After I gave up the idea that it would be a literal “call” I kept waiting for some grown-up, some teacher, to call me out, to tell me, “You are good at this; you should be a ____.” I kept waiting for the revelatory dream, the message in the fortune cookie, the face in the cloud formation, anything that would confirm a “calling.”
But nothing. Nada.
I wasn’t particularly talented at anything in the way some kids are talented at music, or math, or art or sports.
And this lack of a calling or “firm direction” or whatever you want to call it, continued through high school, into college, grad school, and even motherhood.
So I did what everyone does in my position: I just made the best of it. I did the best I could with what I had. I liked to read, so I read everything. I liked to write, so I wrote in my journal everyday for decades. I had a crappy childhood, so I made sure my kid didn’t. I took up jogging. I built and tended gardens. I ran a Nursery School. I took piano lessons. I practiced yoga. I went on silent Zen retreats. I made a quilt. I became a vegetarian.
But I dreaded it at parties when I was asked, “What do you do?” Because whatever I was doing, was not what I was.
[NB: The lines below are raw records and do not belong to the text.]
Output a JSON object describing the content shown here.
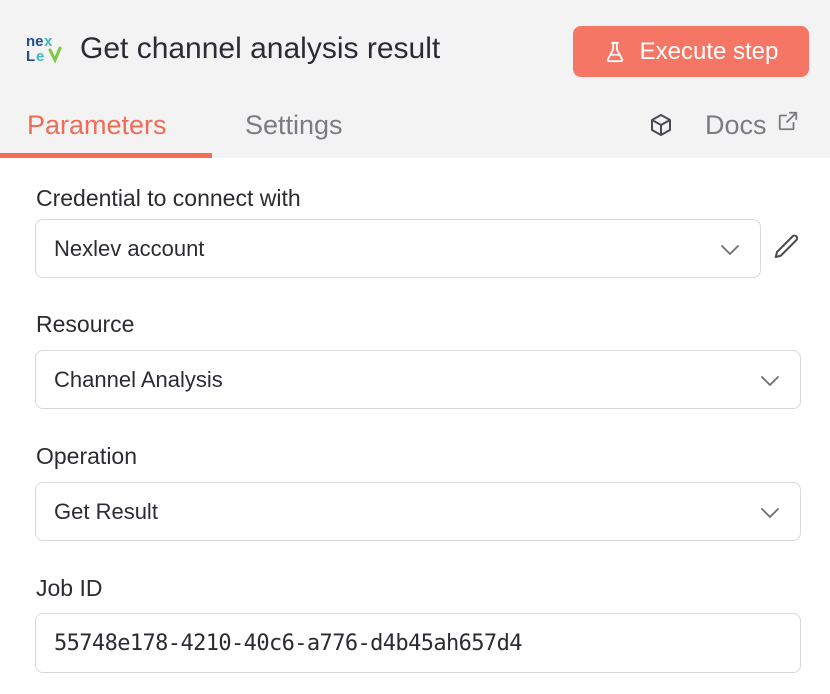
{
  "header": {
    "title": "Get channel analysis result",
    "execute_label": "Execute step",
    "logo_text": "nexlev"
  },
  "tabs": {
    "parameters": "Parameters",
    "settings": "Settings",
    "docs": "Docs"
  },
  "colors": {
    "accent": "#f26b57",
    "button": "#f57664",
    "header_bg": "#f3f3f3"
  },
  "form": {
    "credential": {
      "label": "Credential to connect with",
      "value": "Nexlev account"
    },
    "resource": {
      "label": "Resource",
      "value": "Channel Analysis"
    },
    "operation": {
      "label": "Operation",
      "value": "Get Result"
    },
    "job_id": {
      "label": "Job ID",
      "value": "55748e178-4210-40c6-a776-d4b45ah657d4"
    }
  }
}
What I was, what my life mission was, eluded me. And this really, really, really bugged me.
But at the same time, I came to know what I wasn’t. I wasn’t good at being on the road all the time; I was a home-body. I wasn’t good as a school teacher, though I liked to teach. I was spoiled and liked to call the shots on my own life. I didn’t like to be “bossed.”
I was certainly not content being a piano-playing, gardener, meditator, quilter, vegetarian, runner. My life wasn’t coming together and time was running out.
(to be continued…)
3 thoughts on “The Story of Main Street Yoga”
Why, I disagree (with due respect).
Gosh, don’t be so hard on yourself.
Look on the positive side: you have played so many different roles and served different functions. And you have contributed to society in your own way. And that’s special about you.
And you know what? I think you are a generalist, and that makes you versatile. And it adds to your options in life and makes life more worthwhile.
And thanks for sharing your personal story. Some people find it boring, but I find it exciting. I think people should share more about themselves.
Bless your heart for all that you have done and all that you are. And rejoice. Here’s a toast to you!
Happy anniversary! I can’t believe it has been six years since that first class…
Thank you, by the way, for your great advice to “Let India be India.” I repeat it to myself constantly, and it has kept this journey in perspective. I’ll have my blog off the ground over the weekend, and send you the link!
I think about you DAILY! I cannot wait to read your blog! Sounds like you’re diggin’ the ride! whoo-hoo!